**WHAT IS EXPECTED**
Return each line in the records below that includes "runtest".

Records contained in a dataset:
Segment Open

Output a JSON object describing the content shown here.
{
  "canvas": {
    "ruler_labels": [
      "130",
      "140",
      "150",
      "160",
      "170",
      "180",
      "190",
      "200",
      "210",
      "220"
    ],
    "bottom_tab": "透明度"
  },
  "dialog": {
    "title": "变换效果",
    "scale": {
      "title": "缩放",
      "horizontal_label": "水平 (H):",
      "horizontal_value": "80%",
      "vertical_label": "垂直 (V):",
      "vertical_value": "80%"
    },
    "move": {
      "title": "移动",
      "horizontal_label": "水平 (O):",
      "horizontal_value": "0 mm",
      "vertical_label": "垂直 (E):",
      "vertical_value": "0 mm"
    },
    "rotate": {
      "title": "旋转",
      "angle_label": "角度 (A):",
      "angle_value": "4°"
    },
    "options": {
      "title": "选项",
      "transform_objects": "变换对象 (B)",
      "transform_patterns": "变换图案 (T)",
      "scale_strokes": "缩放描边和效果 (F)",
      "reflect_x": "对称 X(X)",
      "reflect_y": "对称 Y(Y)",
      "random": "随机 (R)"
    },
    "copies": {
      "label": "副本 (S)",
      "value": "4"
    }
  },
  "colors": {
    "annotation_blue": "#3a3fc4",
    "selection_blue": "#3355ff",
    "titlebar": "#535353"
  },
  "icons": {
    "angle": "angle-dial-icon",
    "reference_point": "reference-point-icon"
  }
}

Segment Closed
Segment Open

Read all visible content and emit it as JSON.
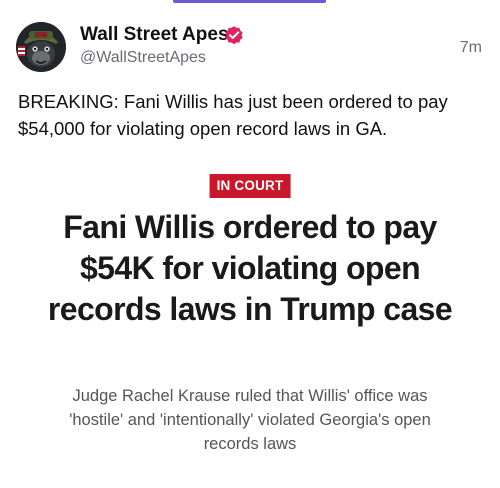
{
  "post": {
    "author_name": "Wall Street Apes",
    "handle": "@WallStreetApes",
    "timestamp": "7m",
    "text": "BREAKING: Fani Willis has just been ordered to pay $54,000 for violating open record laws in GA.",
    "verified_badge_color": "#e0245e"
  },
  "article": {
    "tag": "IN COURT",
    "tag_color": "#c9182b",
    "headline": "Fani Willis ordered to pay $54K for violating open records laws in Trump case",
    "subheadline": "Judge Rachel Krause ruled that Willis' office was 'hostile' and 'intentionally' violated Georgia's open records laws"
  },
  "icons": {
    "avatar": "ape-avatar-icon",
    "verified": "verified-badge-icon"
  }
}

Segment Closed
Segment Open

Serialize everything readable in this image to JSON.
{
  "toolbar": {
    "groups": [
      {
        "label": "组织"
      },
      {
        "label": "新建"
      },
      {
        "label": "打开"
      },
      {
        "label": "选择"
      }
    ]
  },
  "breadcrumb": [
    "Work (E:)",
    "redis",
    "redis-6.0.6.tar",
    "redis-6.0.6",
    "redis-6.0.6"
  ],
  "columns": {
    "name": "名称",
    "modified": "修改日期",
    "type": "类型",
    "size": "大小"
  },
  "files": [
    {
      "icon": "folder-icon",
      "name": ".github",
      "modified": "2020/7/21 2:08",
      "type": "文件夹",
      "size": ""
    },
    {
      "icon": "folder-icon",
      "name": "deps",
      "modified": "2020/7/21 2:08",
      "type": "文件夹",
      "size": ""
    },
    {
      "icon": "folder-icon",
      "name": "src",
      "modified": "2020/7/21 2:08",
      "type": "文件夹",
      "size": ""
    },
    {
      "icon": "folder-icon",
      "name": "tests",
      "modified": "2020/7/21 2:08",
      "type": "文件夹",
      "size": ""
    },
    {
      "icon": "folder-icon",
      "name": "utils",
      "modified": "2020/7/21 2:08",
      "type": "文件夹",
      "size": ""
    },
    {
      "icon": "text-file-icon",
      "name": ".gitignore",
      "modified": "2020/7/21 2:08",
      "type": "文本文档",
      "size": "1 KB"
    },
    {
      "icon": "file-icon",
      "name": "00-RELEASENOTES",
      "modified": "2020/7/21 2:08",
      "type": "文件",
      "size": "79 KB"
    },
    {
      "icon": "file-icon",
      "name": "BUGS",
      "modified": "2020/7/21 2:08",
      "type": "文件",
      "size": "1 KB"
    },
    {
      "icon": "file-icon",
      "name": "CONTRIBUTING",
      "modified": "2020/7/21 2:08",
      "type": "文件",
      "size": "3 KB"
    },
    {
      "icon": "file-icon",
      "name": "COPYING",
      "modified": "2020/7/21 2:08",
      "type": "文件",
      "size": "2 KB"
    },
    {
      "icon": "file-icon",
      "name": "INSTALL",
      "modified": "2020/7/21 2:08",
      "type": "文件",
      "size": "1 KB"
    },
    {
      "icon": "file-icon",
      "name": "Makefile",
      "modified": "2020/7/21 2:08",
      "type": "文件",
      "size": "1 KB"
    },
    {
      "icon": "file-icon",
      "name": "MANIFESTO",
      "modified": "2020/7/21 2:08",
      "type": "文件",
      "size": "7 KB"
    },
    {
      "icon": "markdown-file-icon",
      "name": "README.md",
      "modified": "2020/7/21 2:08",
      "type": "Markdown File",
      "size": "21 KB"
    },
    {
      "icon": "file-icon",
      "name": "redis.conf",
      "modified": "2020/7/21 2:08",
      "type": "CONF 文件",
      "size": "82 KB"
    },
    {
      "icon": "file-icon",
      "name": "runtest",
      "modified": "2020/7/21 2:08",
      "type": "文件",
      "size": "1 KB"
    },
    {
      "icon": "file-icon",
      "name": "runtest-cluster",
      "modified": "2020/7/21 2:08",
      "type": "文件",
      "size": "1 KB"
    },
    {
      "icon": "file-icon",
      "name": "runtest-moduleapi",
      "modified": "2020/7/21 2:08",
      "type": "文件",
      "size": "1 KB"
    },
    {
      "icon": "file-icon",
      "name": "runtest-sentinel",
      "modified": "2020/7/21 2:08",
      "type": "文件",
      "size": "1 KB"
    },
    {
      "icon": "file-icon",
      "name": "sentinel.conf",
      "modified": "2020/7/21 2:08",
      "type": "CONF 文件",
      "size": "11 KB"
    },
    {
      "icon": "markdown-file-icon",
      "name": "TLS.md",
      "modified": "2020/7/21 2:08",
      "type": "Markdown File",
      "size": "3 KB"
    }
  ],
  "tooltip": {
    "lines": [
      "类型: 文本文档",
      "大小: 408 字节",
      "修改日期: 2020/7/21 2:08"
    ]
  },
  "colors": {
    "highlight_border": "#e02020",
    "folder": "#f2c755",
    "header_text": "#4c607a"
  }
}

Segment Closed

**THE COMPLETED TASK**
      "name": "runtest",
      "name": "runtest-cluster",
      "name": "runtest-moduleapi",
      "name": "runtest-sentinel",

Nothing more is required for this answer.